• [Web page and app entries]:
----

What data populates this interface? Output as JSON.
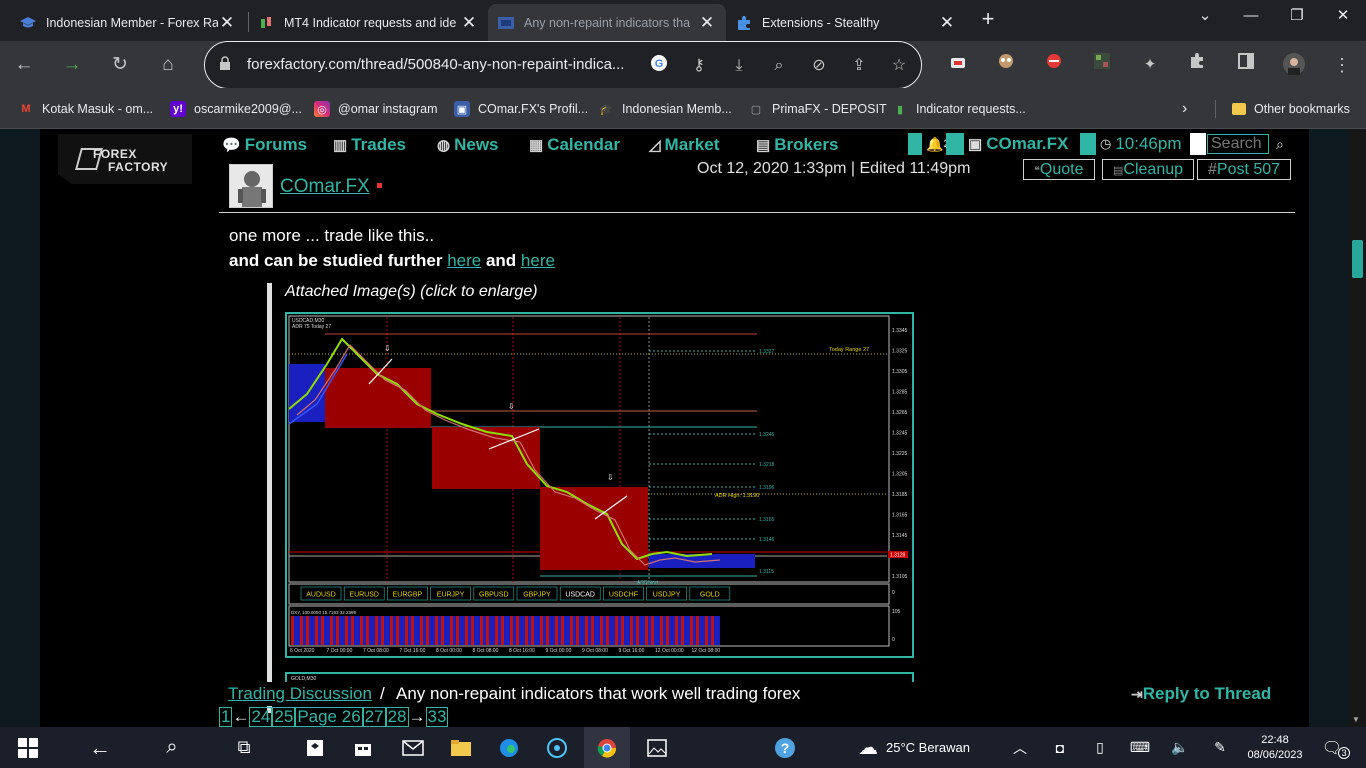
{
  "tabs": [
    {
      "title": "Indonesian Member - Forex Ra",
      "icon": "graduation-cap-icon"
    },
    {
      "title": "MT4 Indicator requests and ide",
      "icon": "candles-icon"
    },
    {
      "title": "Any non-repaint indicators tha",
      "icon": "forex-factory-icon"
    },
    {
      "title": "Extensions - Stealthy",
      "icon": "puzzle-icon"
    }
  ],
  "address": {
    "url": "forexfactory.com/thread/500840-any-non-repaint-indica..."
  },
  "bookmarks": [
    {
      "label": "Kotak Masuk - om..."
    },
    {
      "label": "oscarmike2009@..."
    },
    {
      "label": "@omar instagram"
    },
    {
      "label": "COmar.FX's Profil..."
    },
    {
      "label": "Indonesian Memb..."
    },
    {
      "label": "PrimaFX - DEPOSIT"
    },
    {
      "label": "Indicator requests..."
    }
  ],
  "other_bookmarks": "Other bookmarks",
  "site": {
    "logo_line1": "FOREX",
    "logo_line2": "FACTORY",
    "nav": [
      "Forums",
      "Trades",
      "News",
      "Calendar",
      "Market",
      "Brokers"
    ],
    "notif_count": "2",
    "username": "COmar.FX",
    "time": "10:46pm",
    "search_placeholder": "Search"
  },
  "post": {
    "author": "COmar.FX",
    "date": "Oct 12, 2020 1:33pm",
    "sep": "|",
    "edited": "Edited 11:49pm",
    "quote_btn": "Quote",
    "cleanup_btn": "Cleanup",
    "post_num": "Post 507",
    "line1": "one more ... trade like this..",
    "line2_text": "and can be studied further ",
    "link1": "here",
    "and": " and ",
    "link2": "here",
    "attached_label": "Attached Image(s) (click to enlarge)"
  },
  "chart": {
    "symbol": "USDCAD,M30",
    "adr": "ADR 75  Today 27",
    "today_range": "Today Range   27",
    "adr_high": "ADR High: 1.3190",
    "adr_start": "ADRStart",
    "price_ticks": [
      "1.3345",
      "1.3325",
      "1.3305",
      "1.3285",
      "1.3265",
      "1.3245",
      "1.3225",
      "1.3205",
      "1.3185",
      "1.3165",
      "1.3145",
      "1.3125",
      "1.3105"
    ],
    "level_labels": [
      "1.3327",
      "1.3246",
      "1.3218",
      "1.3196",
      "1.3165",
      "1.3146",
      "1.3115"
    ],
    "current_price": "1.3128",
    "pairs": [
      "AUDUSD",
      "EURUSD",
      "EURGBP",
      "EURJPY",
      "GBPUSD",
      "GBPJPY",
      "USDCAD",
      "USDCHF",
      "USDJPY",
      "GOLD"
    ],
    "dxy": "DXY, 100.0000 15.7193 32.2389",
    "dates": [
      "6 Oct 2020",
      "7 Oct 00:00",
      "7 Oct 08:00",
      "7 Oct 16:00",
      "8 Oct 00:00",
      "8 Oct 08:00",
      "8 Oct 16:00",
      "9 Oct 00:00",
      "9 Oct 08:00",
      "9 Oct 16:00",
      "12 Oct 00:00",
      "12 Oct 08:00"
    ],
    "sub_ticks": [
      "0",
      "105",
      "0"
    ],
    "chart2_label": "GOLD,M30"
  },
  "thread": {
    "crumb": "Trading Discussion",
    "slash": "/",
    "title": "Any non-repaint indicators that work well trading forex",
    "reply": "Reply to Thread"
  },
  "pager": {
    "first": "1",
    "arrow_l": "←",
    "pages": [
      "24",
      "25"
    ],
    "current": "Page 26",
    "pages_after": [
      "27",
      "28"
    ],
    "arrow_r": "→",
    "last": "33"
  },
  "taskbar": {
    "weather": "25°C  Berawan",
    "time": "22:48",
    "date": "08/06/2023",
    "notif": "3"
  }
}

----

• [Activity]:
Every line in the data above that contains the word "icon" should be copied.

• [Response box]:
      "icon": "graduation-cap-icon"
      "icon": "candles-icon"
      "icon": "forex-factory-icon"
      "icon": "puzzle-icon"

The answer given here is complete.